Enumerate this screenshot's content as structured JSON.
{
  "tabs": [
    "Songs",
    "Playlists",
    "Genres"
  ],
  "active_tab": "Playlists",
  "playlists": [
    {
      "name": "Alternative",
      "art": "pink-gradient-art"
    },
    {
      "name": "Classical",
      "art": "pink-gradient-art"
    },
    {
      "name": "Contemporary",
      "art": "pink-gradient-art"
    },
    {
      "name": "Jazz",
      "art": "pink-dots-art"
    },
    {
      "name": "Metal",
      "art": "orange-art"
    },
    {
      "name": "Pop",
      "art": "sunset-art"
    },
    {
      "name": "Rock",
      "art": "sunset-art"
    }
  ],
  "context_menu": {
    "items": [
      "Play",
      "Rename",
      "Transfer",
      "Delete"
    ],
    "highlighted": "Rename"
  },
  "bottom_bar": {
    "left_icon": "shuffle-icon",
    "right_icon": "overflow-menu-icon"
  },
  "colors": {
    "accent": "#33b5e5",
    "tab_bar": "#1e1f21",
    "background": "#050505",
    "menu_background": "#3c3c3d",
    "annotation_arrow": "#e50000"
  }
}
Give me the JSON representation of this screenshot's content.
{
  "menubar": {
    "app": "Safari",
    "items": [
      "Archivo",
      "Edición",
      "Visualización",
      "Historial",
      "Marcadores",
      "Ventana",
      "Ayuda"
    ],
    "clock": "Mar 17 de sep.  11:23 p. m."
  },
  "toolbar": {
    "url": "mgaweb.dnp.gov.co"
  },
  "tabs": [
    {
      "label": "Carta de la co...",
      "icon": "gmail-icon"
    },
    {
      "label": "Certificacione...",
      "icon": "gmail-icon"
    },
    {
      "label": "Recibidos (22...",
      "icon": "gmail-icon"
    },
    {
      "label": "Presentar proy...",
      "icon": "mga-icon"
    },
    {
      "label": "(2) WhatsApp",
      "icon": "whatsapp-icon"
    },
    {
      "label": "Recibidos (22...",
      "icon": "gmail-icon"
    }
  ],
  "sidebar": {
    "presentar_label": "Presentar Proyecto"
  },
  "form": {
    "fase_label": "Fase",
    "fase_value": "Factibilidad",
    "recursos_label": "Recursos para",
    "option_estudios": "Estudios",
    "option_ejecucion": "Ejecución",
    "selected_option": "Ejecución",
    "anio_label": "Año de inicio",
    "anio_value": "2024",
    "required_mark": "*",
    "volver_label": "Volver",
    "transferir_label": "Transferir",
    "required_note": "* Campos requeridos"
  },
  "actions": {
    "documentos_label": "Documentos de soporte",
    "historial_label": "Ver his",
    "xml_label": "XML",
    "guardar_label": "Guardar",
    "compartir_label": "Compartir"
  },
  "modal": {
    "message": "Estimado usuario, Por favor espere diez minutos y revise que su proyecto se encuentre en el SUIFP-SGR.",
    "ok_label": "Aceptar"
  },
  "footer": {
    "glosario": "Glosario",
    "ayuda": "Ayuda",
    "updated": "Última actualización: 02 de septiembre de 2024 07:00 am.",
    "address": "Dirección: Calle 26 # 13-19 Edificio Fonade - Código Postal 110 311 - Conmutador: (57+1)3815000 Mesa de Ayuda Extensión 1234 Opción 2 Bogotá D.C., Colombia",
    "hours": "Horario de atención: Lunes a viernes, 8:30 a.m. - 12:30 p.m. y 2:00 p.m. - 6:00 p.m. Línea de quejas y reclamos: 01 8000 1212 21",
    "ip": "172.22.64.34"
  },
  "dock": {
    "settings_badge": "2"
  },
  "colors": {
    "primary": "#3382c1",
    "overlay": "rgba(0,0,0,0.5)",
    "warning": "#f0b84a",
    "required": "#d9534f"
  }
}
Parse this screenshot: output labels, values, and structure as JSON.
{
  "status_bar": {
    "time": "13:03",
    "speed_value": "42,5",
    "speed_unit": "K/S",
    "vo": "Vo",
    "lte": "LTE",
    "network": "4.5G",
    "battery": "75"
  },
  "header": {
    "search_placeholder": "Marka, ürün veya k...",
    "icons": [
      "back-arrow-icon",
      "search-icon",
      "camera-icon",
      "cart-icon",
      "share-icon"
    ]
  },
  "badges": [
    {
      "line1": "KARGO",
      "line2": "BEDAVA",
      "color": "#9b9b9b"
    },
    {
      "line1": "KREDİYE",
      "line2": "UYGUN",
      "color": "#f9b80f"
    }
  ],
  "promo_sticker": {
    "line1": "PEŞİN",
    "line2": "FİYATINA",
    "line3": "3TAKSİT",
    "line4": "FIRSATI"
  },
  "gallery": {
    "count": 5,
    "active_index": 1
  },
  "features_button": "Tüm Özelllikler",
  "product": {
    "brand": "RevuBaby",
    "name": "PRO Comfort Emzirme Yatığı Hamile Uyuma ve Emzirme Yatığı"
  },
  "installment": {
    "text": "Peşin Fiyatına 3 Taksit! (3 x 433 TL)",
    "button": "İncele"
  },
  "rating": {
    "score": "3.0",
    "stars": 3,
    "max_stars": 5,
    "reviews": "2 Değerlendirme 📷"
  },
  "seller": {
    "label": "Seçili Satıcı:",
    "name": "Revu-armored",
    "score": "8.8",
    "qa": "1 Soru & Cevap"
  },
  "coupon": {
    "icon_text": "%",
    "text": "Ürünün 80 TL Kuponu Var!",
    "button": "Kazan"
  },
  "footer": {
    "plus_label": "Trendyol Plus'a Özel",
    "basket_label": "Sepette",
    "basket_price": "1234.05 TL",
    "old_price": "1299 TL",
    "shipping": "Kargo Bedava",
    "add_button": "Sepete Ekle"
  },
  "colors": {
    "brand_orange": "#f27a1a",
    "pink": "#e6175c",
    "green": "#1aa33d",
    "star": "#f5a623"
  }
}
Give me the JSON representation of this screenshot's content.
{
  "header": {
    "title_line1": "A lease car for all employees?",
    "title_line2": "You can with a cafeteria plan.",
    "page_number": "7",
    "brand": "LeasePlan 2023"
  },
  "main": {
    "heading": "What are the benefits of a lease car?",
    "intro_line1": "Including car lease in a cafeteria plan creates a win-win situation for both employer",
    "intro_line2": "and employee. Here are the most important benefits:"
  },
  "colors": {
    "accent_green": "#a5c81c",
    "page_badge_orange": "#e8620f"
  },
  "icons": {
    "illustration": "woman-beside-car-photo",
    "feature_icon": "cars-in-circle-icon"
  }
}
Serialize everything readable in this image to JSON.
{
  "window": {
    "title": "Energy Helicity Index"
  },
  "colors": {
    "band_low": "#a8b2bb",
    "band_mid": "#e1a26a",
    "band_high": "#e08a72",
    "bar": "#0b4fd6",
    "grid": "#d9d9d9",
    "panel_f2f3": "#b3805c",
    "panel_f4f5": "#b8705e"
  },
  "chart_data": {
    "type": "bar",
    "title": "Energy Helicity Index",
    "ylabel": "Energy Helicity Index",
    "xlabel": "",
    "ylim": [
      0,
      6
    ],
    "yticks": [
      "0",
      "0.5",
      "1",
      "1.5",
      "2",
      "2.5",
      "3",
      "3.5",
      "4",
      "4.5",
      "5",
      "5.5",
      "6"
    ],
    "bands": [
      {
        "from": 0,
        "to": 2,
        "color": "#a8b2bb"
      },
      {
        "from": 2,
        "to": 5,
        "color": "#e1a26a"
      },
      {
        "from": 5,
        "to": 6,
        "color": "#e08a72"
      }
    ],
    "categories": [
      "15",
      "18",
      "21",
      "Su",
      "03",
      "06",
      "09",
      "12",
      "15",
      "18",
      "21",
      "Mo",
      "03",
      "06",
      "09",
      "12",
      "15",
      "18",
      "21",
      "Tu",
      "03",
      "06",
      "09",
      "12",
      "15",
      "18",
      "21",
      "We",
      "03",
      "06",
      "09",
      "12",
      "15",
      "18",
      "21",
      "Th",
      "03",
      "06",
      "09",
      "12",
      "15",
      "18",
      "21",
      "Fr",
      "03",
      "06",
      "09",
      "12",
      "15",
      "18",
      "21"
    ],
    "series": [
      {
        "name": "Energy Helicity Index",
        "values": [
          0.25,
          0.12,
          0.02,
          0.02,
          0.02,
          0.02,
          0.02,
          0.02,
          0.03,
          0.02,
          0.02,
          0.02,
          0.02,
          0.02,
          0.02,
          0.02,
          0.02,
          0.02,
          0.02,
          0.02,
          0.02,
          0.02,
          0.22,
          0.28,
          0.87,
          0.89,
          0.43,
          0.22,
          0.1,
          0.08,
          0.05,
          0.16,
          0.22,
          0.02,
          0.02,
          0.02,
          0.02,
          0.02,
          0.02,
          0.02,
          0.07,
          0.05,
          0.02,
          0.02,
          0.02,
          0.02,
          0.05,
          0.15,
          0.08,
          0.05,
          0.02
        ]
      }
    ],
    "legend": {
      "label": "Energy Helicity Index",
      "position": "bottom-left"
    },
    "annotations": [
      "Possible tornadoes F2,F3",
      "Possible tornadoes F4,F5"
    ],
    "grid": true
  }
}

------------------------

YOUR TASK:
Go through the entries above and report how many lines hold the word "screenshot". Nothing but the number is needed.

ANSWER BELOW:
4